| WORK TO BE COMPLETED |
Return each line of the data below unchanged, please.
[DATASET RECORDS Boundary: Start]
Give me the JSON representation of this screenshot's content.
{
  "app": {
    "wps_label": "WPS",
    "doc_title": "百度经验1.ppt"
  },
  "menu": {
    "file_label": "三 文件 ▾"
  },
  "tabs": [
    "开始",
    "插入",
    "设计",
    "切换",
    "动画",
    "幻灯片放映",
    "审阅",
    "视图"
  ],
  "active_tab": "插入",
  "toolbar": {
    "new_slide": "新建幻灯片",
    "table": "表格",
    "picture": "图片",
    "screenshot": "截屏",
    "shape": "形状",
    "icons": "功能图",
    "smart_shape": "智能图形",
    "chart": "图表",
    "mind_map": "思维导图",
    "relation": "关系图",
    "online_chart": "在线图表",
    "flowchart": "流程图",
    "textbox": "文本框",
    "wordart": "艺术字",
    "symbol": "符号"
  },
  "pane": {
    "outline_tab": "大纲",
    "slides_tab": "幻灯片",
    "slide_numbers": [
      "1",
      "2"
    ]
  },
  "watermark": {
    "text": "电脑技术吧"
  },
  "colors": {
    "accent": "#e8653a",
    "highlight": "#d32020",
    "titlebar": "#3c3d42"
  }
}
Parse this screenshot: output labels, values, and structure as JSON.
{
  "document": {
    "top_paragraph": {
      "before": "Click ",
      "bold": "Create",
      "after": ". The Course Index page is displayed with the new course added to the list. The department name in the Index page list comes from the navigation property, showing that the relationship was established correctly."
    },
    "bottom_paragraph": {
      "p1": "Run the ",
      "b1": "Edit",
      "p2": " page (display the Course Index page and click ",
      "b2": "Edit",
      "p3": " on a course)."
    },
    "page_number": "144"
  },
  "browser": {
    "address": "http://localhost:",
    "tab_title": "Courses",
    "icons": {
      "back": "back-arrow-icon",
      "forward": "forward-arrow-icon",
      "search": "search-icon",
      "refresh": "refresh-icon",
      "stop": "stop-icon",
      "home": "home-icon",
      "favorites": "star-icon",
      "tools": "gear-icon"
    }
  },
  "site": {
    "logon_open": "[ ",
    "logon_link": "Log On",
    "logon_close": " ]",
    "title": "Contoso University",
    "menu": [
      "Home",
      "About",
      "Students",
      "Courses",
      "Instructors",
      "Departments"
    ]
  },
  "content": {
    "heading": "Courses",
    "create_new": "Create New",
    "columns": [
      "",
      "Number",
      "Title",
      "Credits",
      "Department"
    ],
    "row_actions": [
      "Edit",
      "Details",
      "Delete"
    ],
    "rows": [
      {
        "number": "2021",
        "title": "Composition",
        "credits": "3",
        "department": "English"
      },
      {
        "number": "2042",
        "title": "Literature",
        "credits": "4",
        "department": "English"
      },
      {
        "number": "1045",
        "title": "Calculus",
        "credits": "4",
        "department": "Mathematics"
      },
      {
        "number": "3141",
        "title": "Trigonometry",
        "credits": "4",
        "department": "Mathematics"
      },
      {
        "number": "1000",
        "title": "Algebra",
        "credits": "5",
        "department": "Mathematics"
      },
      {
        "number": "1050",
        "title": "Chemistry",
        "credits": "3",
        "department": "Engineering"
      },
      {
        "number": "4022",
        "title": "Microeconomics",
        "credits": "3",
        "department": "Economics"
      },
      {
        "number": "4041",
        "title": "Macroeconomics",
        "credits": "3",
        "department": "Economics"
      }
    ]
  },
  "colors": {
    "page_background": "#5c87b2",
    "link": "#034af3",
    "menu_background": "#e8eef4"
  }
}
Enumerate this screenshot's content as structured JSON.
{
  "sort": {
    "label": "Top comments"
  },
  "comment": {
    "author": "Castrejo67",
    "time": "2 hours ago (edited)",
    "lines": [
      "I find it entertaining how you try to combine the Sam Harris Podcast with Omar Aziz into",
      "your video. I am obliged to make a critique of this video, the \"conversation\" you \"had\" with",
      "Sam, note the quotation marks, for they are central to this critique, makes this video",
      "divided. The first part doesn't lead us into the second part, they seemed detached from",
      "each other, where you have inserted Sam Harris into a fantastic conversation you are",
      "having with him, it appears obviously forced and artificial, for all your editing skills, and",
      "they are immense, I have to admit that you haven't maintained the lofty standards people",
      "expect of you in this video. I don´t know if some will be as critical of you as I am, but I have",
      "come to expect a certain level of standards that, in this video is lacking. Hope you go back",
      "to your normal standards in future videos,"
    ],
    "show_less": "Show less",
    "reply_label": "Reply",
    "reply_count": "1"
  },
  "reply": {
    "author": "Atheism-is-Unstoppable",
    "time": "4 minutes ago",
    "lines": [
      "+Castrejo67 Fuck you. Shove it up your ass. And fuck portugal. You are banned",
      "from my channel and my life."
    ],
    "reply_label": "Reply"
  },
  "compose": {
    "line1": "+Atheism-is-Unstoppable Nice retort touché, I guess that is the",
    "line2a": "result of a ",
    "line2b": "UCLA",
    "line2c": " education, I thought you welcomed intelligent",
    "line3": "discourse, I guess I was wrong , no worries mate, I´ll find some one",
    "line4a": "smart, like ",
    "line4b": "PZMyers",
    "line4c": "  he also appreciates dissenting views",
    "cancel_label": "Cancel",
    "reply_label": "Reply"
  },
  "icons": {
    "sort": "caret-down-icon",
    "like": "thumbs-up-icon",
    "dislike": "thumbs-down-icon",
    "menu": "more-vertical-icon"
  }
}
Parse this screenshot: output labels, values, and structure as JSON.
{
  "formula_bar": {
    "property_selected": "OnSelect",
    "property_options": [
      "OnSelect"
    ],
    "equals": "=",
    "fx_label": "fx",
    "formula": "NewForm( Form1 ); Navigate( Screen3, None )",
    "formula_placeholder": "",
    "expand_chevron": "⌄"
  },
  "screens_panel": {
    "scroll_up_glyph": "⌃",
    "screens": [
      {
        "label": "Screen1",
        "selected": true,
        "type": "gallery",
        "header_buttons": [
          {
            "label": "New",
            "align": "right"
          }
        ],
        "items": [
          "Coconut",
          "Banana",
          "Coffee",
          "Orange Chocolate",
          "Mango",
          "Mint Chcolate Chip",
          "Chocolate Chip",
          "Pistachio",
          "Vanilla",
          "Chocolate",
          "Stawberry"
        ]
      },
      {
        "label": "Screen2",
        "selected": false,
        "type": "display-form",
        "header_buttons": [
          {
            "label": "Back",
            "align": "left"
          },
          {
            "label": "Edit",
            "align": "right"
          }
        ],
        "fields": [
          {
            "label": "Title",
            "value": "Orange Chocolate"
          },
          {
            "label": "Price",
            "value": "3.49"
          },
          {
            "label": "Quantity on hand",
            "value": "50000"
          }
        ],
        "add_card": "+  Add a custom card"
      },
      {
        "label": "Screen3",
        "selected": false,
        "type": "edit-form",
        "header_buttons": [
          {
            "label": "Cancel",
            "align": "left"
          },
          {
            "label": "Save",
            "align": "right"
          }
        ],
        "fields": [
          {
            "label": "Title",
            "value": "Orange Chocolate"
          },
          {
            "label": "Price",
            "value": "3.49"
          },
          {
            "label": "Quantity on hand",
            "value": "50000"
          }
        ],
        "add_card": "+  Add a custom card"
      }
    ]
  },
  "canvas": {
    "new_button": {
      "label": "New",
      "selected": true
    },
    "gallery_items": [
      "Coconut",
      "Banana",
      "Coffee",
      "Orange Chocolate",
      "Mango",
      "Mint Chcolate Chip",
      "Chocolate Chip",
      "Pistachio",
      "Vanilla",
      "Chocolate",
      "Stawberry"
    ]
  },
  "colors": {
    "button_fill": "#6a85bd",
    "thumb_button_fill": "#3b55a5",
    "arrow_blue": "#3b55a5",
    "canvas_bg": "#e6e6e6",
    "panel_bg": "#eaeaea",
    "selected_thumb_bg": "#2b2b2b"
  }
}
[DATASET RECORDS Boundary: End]
| YOUR SOLUTION |
Give me the JSON representation of this screenshot's content.
{
  "app": {
    "wps_label": "WPS",
    "doc_title": "百度经验1.ppt"
  },
  "menu": {
    "file_label": "三 文件 ▾"
  },
  "tabs": [
    "开始",
    "插入",
    "设计",
    "切换",
    "动画",
    "幻灯片放映",
    "审阅",
    "视图"
  ],
  "active_tab": "插入",
  "toolbar": {
    "new_slide": "新建幻灯片",
    "table": "表格",
    "picture": "图片",
    "screenshot": "截屏",
    "shape": "形状",
    "icons": "功能图",
    "smart_shape": "智能图形",
    "chart": "图表",
    "mind_map": "思维导图",
    "relation": "关系图",
    "online_chart": "在线图表",
    "flowchart": "流程图",
    "textbox": "文本框",
    "wordart": "艺术字",
    "symbol": "符号"
  },
  "pane": {
    "outline_tab": "大纲",
    "slides_tab": "幻灯片",
    "slide_numbers": [
      "1",
      "2"
    ]
  },
  "watermark": {
    "text": "电脑技术吧"
  },
  "colors": {
    "accent": "#e8653a",
    "highlight": "#d32020",
    "titlebar": "#3c3d42"
  }
}
Parse this screenshot: output labels, values, and structure as JSON.
{
  "document": {
    "top_paragraph": {
      "before": "Click ",
      "bold": "Create",
      "after": ". The Course Index page is displayed with the new course added to the list. The department name in the Index page list comes from the navigation property, showing that the relationship was established correctly."
    },
    "bottom_paragraph": {
      "p1": "Run the ",
      "b1": "Edit",
      "p2": " page (display the Course Index page and click ",
      "b2": "Edit",
      "p3": " on a course)."
    },
    "page_number": "144"
  },
  "browser": {
    "address": "http://localhost:",
    "tab_title": "Courses",
    "icons": {
      "back": "back-arrow-icon",
      "forward": "forward-arrow-icon",
      "search": "search-icon",
      "refresh": "refresh-icon",
      "stop": "stop-icon",
      "home": "home-icon",
      "favorites": "star-icon",
      "tools": "gear-icon"
    }
  },
  "site": {
    "logon_open": "[ ",
    "logon_link": "Log On",
    "logon_close": " ]",
    "title": "Contoso University",
    "menu": [
      "Home",
      "About",
      "Students",
      "Courses",
      "Instructors",
      "Departments"
    ]
  },
  "content": {
    "heading": "Courses",
    "create_new": "Create New",
    "columns": [
      "",
      "Number",
      "Title",
      "Credits",
      "Department"
    ],
    "row_actions": [
      "Edit",
      "Details",
      "Delete"
    ],
    "rows": [
      {
        "number": "2021",
        "title": "Composition",
        "credits": "3",
        "department": "English"
      },
      {
        "number": "2042",
        "title": "Literature",
        "credits": "4",
        "department": "English"
      },
      {
        "number": "1045",
        "title": "Calculus",
        "credits": "4",
        "department": "Mathematics"
      },
      {
        "number": "3141",
        "title": "Trigonometry",
        "credits": "4",
        "department": "Mathematics"
      },
      {
        "number": "1000",
        "title": "Algebra",
        "credits": "5",
        "department": "Mathematics"
      },
      {
        "number": "1050",
        "title": "Chemistry",
        "credits": "3",
        "department": "Engineering"
      },
      {
        "number": "4022",
        "title": "Microeconomics",
        "credits": "3",
        "department": "Economics"
      },
      {
        "number": "4041",
        "title": "Macroeconomics",
        "credits": "3",
        "department": "Economics"
      }
    ]
  },
  "colors": {
    "page_background": "#5c87b2",
    "link": "#034af3",
    "menu_background": "#e8eef4"
  }
}
Enumerate this screenshot's content as structured JSON.
{
  "sort": {
    "label": "Top comments"
  },
  "comment": {
    "author": "Castrejo67",
    "time": "2 hours ago (edited)",
    "lines": [
      "I find it entertaining how you try to combine the Sam Harris Podcast with Omar Aziz into",
      "your video. I am obliged to make a critique of this video, the \"conversation\" you \"had\" with",
      "Sam, note the quotation marks, for they are central to this critique, makes this video",
      "divided. The first part doesn't lead us into the second part, they seemed detached from",
      "each other, where you have inserted Sam Harris into a fantastic conversation you are",
      "having with him, it appears obviously forced and artificial, for all your editing skills, and",
      "they are immense, I have to admit that you haven't maintained the lofty standards people",
      "expect of you in this video. I don´t know if some will be as critical of you as I am, but I have",
      "come to expect a certain level of standards that, in this video is lacking. Hope you go back",
      "to your normal standards in future videos,"
    ],
    "show_less": "Show less",
    "reply_label": "Reply",
    "reply_count": "1"
  },
  "reply": {
    "author": "Atheism-is-Unstoppable",
    "time": "4 minutes ago",
    "lines": [
      "+Castrejo67 Fuck you. Shove it up your ass. And fuck portugal. You are banned",
      "from my channel and my life."
    ],
    "reply_label": "Reply"
  },
  "compose": {
    "line1": "+Atheism-is-Unstoppable Nice retort touché, I guess that is the",
    "line2a": "result of a ",
    "line2b": "UCLA",
    "line2c": " education, I thought you welcomed intelligent",
    "line3": "discourse, I guess I was wrong , no worries mate, I´ll find some one",
    "line4a": "smart, like ",
    "line4b": "PZMyers",
    "line4c": "  he also appreciates dissenting views",
    "cancel_label": "Cancel",
    "reply_label": "Reply"
  },
  "icons": {
    "sort": "caret-down-icon",
    "like": "thumbs-up-icon",
    "dislike": "thumbs-down-icon",
    "menu": "more-vertical-icon"
  }
}
Parse this screenshot: output labels, values, and structure as JSON.
{
  "formula_bar": {
    "property_selected": "OnSelect",
    "property_options": [
      "OnSelect"
    ],
    "equals": "=",
    "fx_label": "fx",
    "formula": "NewForm( Form1 ); Navigate( Screen3, None )",
    "formula_placeholder": "",
    "expand_chevron": "⌄"
  },
  "screens_panel": {
    "scroll_up_glyph": "⌃",
    "screens": [
      {
        "label": "Screen1",
        "selected": true,
        "type": "gallery",
        "header_buttons": [
          {
            "label": "New",
            "align": "right"
          }
        ],
        "items": [
          "Coconut",
          "Banana",
          "Coffee",
          "Orange Chocolate",
          "Mango",
          "Mint Chcolate Chip",
          "Chocolate Chip",
          "Pistachio",
          "Vanilla",
          "Chocolate",
          "Stawberry"
        ]
      },
      {
        "label": "Screen2",
        "selected": false,
        "type": "display-form",
        "header_buttons": [
          {
            "label": "Back",
            "align": "left"
          },
          {
            "label": "Edit",
            "align": "right"
          }
        ],
        "fields": [
          {
            "label": "Title",
            "value": "Orange Chocolate"
          },
          {
            "label": "Price",
            "value": "3.49"
          },
          {
            "label": "Quantity on hand",
            "value": "50000"
          }
        ],
        "add_card": "+  Add a custom card"
      },
      {
        "label": "Screen3",
        "selected": false,
        "type": "edit-form",
        "header_buttons": [
          {
            "label": "Cancel",
            "align": "left"
          },
          {
            "label": "Save",
            "align": "right"
          }
        ],
        "fields": [
          {
            "label": "Title",
            "value": "Orange Chocolate"
          },
          {
            "label": "Price",
            "value": "3.49"
          },
          {
            "label": "Quantity on hand",
            "value": "50000"
          }
        ],
        "add_card": "+  Add a custom card"
      }
    ]
  },
  "canvas": {
    "new_button": {
      "label": "New",
      "selected": true
    },
    "gallery_items": [
      "Coconut",
      "Banana",
      "Coffee",
      "Orange Chocolate",
      "Mango",
      "Mint Chcolate Chip",
      "Chocolate Chip",
      "Pistachio",
      "Vanilla",
      "Chocolate",
      "Stawberry"
    ]
  },
  "colors": {
    "button_fill": "#6a85bd",
    "thumb_button_fill": "#3b55a5",
    "arrow_blue": "#3b55a5",
    "canvas_bg": "#e6e6e6",
    "panel_bg": "#eaeaea",
    "selected_thumb_bg": "#2b2b2b"
  }
}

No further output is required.